Lindsay Wagahoff, MA | Aug 19, 2020 | 0
Get, Ready, Audits are on the Rise
The Department for Health and Human Services (HHS) and the Centers for Medicare and Medicaid Services (CMS) have the responsibility to make sure that the funds are properly protected. To this end, they have contractors who audit charts to prevent fraud and abuse. Among them are the Zone Program Integrity Contractors (ZPICS), who audit Medicare A and B, hospice home health, and durable medical equipment programs.
In addition, the local carriers are also responsible to audit claims and notes in order to ensure that medical necessity requirements are met.
The contractors all employ similar methods of analysis in their audit procedures. These methods include data analysis of claims, reacting to whistleblower complaints and following up on referrals from other auditing agencies such as the Recovery Audit Contractors (RAC) or the Medicare Administrative Carrier (MAC). The Recovery Audit Contractors are going through a new round of contract negotiations as I write this article. Once the contracts are procured, look for a new round of record requests to begin.
The Medicare and Medicaid program is not the only program affected by auditing mechanisms. Every carrier including Blue Cross, Aetna and United Health Care have auditing mechanisms and subsequently file complaints with the FBI. In short, if you are erroneously submitting claims or fraudulently submitting claims to any insurance program, you will eventually be caught. It is the responsibility of the physician to make sure that they are utilizing proper procedures to document, code and file claims. That is why since October 2000, the Office of Inspector Generals has recommended that each provider have a compliance program in which they have policies and procedures to ensure that proper documentation, coding, and compliance occur within the office. This includes periodic internal monitoring and audit procedures.

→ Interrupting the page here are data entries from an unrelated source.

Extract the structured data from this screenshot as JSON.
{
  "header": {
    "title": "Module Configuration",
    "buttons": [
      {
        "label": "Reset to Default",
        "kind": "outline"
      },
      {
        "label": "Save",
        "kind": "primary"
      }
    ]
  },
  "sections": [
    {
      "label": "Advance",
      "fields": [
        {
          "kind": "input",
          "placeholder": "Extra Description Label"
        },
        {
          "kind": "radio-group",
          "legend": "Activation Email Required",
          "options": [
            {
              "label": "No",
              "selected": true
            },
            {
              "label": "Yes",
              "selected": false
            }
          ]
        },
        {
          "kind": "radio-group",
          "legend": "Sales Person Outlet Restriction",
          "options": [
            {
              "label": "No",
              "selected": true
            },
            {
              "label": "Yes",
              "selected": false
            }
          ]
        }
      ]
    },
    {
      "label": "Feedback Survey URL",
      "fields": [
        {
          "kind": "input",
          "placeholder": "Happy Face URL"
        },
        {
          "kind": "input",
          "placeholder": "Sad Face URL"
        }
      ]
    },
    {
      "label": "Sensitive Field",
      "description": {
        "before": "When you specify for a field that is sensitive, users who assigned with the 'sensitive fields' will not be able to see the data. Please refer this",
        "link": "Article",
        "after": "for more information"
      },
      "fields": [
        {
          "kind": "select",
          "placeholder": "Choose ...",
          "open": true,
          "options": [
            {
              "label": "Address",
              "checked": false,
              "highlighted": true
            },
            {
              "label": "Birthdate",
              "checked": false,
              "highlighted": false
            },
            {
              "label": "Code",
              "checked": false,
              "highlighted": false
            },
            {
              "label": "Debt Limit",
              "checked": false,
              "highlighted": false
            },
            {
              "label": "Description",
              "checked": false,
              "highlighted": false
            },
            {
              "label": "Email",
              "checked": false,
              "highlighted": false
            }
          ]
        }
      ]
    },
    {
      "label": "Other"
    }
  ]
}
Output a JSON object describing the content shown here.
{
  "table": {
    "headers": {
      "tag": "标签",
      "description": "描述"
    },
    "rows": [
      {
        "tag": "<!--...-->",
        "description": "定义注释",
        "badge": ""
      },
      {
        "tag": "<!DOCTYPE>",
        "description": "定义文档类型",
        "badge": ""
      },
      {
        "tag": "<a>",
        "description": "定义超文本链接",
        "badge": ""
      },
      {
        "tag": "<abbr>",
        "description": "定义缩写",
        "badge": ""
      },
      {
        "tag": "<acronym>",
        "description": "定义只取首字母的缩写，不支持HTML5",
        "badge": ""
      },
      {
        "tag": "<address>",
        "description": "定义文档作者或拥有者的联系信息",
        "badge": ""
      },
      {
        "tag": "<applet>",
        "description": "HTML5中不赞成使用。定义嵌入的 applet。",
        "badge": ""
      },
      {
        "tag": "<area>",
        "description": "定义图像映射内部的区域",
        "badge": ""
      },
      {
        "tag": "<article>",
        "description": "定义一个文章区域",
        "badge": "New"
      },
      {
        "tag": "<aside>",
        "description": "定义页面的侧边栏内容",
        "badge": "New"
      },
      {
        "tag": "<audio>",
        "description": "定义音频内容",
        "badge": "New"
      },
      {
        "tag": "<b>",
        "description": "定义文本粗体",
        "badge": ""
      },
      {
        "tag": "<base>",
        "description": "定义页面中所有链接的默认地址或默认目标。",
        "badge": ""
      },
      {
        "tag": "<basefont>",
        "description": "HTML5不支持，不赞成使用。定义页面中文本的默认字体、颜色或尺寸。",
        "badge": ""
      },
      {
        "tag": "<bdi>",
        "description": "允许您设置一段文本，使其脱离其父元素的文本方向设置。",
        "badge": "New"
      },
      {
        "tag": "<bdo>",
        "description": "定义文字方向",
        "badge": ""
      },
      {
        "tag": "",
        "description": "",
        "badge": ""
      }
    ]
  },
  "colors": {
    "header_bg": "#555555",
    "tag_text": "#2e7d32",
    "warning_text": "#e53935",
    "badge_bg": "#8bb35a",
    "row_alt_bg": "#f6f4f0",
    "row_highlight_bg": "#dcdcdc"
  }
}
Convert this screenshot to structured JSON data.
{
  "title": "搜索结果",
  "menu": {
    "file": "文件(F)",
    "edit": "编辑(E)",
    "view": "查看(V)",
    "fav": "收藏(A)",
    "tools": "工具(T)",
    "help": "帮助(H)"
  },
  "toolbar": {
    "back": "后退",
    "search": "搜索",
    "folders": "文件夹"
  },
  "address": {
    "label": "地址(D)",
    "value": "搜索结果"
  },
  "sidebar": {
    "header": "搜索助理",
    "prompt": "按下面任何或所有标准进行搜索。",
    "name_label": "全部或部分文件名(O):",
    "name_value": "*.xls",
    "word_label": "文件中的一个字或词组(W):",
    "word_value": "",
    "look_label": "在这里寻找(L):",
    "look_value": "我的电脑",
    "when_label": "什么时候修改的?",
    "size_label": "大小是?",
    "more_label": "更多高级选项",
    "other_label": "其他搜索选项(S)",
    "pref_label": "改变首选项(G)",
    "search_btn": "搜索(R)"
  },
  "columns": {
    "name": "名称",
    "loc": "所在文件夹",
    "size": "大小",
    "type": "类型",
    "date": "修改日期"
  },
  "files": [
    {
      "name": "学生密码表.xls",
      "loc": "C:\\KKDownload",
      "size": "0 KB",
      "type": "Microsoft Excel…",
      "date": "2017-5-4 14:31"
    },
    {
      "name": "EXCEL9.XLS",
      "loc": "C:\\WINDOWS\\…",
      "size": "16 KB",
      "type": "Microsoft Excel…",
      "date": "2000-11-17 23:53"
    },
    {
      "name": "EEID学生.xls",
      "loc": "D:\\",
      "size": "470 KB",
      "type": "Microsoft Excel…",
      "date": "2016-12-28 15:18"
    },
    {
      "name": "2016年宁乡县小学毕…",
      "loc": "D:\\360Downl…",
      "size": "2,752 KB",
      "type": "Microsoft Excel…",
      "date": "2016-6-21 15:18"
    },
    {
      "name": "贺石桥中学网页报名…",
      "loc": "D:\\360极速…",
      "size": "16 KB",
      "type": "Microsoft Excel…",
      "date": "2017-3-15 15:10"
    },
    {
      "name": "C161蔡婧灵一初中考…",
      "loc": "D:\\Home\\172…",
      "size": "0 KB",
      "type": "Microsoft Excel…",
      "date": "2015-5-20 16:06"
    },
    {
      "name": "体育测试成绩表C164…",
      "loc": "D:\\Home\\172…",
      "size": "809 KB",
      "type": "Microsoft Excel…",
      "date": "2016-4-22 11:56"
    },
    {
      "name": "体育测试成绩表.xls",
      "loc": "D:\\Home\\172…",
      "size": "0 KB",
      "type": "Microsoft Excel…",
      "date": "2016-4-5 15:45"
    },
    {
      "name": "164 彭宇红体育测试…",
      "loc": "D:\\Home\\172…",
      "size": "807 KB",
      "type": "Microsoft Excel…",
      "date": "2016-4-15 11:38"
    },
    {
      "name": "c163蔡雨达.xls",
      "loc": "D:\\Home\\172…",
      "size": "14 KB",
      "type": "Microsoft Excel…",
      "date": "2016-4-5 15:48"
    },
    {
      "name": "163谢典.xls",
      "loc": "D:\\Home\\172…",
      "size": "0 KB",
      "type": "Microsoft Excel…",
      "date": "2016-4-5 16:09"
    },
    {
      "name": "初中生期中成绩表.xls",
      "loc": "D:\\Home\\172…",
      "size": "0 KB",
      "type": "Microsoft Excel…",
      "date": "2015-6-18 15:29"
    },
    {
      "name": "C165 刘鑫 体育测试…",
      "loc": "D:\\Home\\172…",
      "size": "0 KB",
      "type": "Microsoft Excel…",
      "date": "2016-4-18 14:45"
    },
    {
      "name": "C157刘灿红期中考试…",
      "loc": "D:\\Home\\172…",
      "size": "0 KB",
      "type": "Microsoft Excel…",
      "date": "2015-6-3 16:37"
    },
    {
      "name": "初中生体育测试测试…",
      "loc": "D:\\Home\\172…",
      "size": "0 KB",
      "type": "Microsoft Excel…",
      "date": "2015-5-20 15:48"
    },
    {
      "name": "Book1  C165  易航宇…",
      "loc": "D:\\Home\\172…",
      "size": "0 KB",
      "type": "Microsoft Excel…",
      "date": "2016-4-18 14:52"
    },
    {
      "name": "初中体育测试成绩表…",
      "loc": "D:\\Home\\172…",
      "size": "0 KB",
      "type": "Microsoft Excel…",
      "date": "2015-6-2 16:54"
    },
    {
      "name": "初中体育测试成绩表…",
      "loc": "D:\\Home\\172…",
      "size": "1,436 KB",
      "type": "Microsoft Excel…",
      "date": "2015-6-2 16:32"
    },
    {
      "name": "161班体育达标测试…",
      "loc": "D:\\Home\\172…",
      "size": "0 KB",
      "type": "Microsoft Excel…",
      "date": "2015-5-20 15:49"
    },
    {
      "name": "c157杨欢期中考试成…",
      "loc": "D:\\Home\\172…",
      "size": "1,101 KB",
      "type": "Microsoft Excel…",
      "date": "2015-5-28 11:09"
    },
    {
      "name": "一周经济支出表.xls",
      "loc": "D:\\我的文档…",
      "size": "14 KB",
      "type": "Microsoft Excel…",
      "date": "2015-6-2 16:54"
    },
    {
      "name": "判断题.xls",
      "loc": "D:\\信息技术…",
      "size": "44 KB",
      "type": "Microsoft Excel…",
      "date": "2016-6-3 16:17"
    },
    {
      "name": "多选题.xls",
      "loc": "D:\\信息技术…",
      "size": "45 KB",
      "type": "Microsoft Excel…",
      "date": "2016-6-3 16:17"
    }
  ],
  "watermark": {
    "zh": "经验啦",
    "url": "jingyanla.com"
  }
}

If you have a compliance program and conduct internal monitoring, make sure that all procedures you undertake to become compliant are documented. In case of audit or inspection, if you have documentation of your compliance program, this may be used as a mitigating factor against any fines and/or jail time.
When performing an audit of medical records and billing, several items are taken into account.
These may include:
- Initial visit reports,
- Radiology reports and billing rationale,
- Re-evaluation reports,
- Claim denial records and EOB analysis,
- Data comparison of utilization by your office compared to your peers,
- Audit of medical records that may indicate maintenance care,
- Utilization of the same codes on everyone i.e.98942 or 98941 on all Medicare patients and,
- PART analysis on Medicare patients.
The audit of medical records and billing is just as important with non-Medicare patients, too. Blue Cross records as an example are frequently audited for utilization.
In addition to the above factors, audit procedures should include:
- Utilization and rationale of passive modalities,
- Utilization of active procedures such as massage, trigger point therapy, and rehabilitation,
- Are active procedures such as rehabilitation being performed by licensed providers or properly trained personnel such as outlined in the insurance PPO policy?
- Is there proper documentation of the delegation including what was done, by whom, and at what time?
Even cash patients should have proper documentation and coding procedures performed. Improper procedures or medically unnecessary services may lead to litigation. Your office is not immune to litigation involving cash patients, and in fact, it may occur more commonly.
Rather than ignoring the facts or willfully disregarding the truth, a proactive solution of auditing records is the most prudent business decision. Often, I will find that minor changes in the record-keeping habits of the doctor or their intake procedures will rectify any deficiencies that may be present. The process of educating oneself regarding all compliance issues may seem daunting, but the prevalence of individuals becoming certified in compliance or utilizing the services of compliance officers has increased dramatically. Many organizations, such as hospitals, nursing homes, durable medical equipment companies, and individual physicians, are utilizing the services of compliance specialists.
The old adage of “an ounce of prevention is worth a pound of cure” is quite evident in compliance. Education of you and your staff pertaining to compliance and the utilization of a compliance consultant may improve the quality of care for your patients, serve as a defense against litigation and recoupment, and position your office for success in the coming years.
Dr. Fucinari will be presenting several classes in the coming months to aid the doctor and staff in the documentation, coding, and compliance. You can also purchase consultation, audit or compliance services at www.Askmario.com For an updated schedule of classes and locations, go to www.AskMario.com Dr. Fucinari is a Certified Medical Compliance Specialist (MCS-P) and a Certified Insurance Consultant. Dr. Fucinari can be contacted at email@example.com